BEGIN

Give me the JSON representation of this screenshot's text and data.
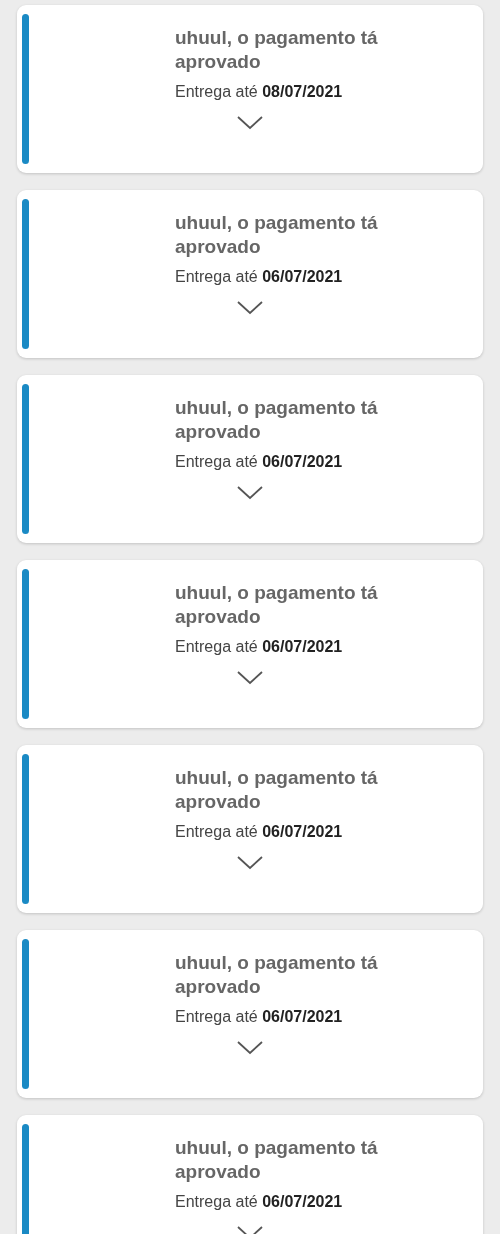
{
  "orders": [
    {
      "title": "uhuul, o pagamento tá aprovado",
      "delivery": "Entrega até **08/07/2021**",
      "expanded": false
    },
    {
      "title": "uhuul, o pagamento tá aprovado",
      "delivery": "Entrega até **06/07/2021**",
      "expanded": false
    },
    {
      "title": "uhuul, o pagamento tá aprovado",
      "delivery": "Entrega até **06/07/2021**",
      "expanded": false
    },
    {
      "title": "uhuul, o pagamento tá aprovado",
      "delivery": "Entrega até **06/07/2021**",
      "expanded": false
    },
    {
      "title": "uhuul, o pagamento tá aprovado",
      "delivery": "Entrega até **06/07/2021**",
      "expanded": false
    },
    {
      "title": "uhuul, o pagamento tá aprovado",
      "delivery": "Entrega até **06/07/2021**",
      "expanded": false
    },
    {
      "title": "uhuul, o pagamento tá aprovado",
      "delivery": "Entrega até **06/07/2021**",
      "expanded": false
    }
  ]
}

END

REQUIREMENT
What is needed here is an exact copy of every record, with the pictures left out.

ANSWER SPACE
Give me the JSON representation of this screenshot's text and data.
{
  "orders": [
    {
      "title": "uhuul, o pagamento tá aprovado",
      "delivery": "Entrega até **08/07/2021**",
      "expanded": false
    },
    {
      "title": "uhuul, o pagamento tá aprovado",
      "delivery": "Entrega até **06/07/2021**",
      "expanded": false
    },
    {
      "title": "uhuul, o pagamento tá aprovado",
      "delivery": "Entrega até **06/07/2021**",
      "expanded": false
    },
    {
      "title": "uhuul, o pagamento tá aprovado",
      "delivery": "Entrega até **06/07/2021**",
      "expanded": false
    },
    {
      "title": "uhuul, o pagamento tá aprovado",
      "delivery": "Entrega até **06/07/2021**",
      "expanded": false
    },
    {
      "title": "uhuul, o pagamento tá aprovado",
      "delivery": "Entrega até **06/07/2021**",
      "expanded": false
    },
    {
      "title": "uhuul, o pagamento tá aprovado",
      "delivery": "Entrega até **06/07/2021**",
      "expanded": false
    }
  ]
}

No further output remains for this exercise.